_WHAT NEEDS TO BE DONE_.
State the count of lines below in which the word "shortcut" appears, and add nothing.

_Interface dataset entries_.
-------
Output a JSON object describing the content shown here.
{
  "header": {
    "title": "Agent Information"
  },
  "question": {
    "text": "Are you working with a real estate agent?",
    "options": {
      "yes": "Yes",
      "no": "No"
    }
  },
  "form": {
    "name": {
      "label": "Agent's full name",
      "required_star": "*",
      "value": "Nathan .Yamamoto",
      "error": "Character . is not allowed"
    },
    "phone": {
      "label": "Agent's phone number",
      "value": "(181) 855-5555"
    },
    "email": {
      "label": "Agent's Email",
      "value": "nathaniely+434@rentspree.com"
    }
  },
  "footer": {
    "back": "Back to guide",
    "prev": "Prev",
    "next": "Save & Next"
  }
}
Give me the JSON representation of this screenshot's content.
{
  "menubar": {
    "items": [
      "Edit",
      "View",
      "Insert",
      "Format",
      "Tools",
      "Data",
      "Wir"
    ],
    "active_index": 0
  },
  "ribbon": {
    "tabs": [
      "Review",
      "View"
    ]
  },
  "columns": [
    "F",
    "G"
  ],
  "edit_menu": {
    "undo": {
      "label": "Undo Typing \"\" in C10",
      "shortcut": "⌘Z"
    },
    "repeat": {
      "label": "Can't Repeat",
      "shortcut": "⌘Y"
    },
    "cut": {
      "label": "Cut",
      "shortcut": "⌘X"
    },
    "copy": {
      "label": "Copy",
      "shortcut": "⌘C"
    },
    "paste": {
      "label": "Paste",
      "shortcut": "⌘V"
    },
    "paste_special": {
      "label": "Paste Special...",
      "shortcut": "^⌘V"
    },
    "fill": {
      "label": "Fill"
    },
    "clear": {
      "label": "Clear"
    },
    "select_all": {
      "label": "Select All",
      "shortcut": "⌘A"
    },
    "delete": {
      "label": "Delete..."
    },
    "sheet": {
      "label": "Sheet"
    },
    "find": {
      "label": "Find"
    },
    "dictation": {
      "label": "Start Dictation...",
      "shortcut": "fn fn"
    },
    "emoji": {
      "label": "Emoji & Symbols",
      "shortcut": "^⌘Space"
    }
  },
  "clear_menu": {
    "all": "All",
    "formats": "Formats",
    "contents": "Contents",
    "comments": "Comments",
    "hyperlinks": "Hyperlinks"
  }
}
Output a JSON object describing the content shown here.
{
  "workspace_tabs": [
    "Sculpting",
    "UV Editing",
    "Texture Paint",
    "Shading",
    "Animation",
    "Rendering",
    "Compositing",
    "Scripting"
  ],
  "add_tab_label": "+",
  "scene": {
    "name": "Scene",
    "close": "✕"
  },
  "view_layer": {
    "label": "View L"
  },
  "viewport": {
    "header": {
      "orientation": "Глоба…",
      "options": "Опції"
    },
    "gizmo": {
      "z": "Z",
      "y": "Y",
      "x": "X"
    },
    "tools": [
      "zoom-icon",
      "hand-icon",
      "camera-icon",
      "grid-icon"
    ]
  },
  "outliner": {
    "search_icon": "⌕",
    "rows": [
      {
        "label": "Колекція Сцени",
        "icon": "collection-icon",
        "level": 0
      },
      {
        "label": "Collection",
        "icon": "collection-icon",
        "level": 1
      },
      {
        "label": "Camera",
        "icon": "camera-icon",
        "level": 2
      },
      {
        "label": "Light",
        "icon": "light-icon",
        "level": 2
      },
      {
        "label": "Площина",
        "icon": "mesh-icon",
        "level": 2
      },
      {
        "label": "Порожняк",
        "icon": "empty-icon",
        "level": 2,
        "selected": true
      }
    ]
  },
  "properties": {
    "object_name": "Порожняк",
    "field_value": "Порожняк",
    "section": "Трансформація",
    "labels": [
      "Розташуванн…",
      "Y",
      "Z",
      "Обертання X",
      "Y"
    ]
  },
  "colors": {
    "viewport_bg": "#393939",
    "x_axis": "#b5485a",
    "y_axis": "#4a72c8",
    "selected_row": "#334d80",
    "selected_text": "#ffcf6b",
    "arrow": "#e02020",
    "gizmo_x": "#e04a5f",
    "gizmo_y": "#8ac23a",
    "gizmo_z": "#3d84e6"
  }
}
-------
_EXERCISE ANSWER_.
9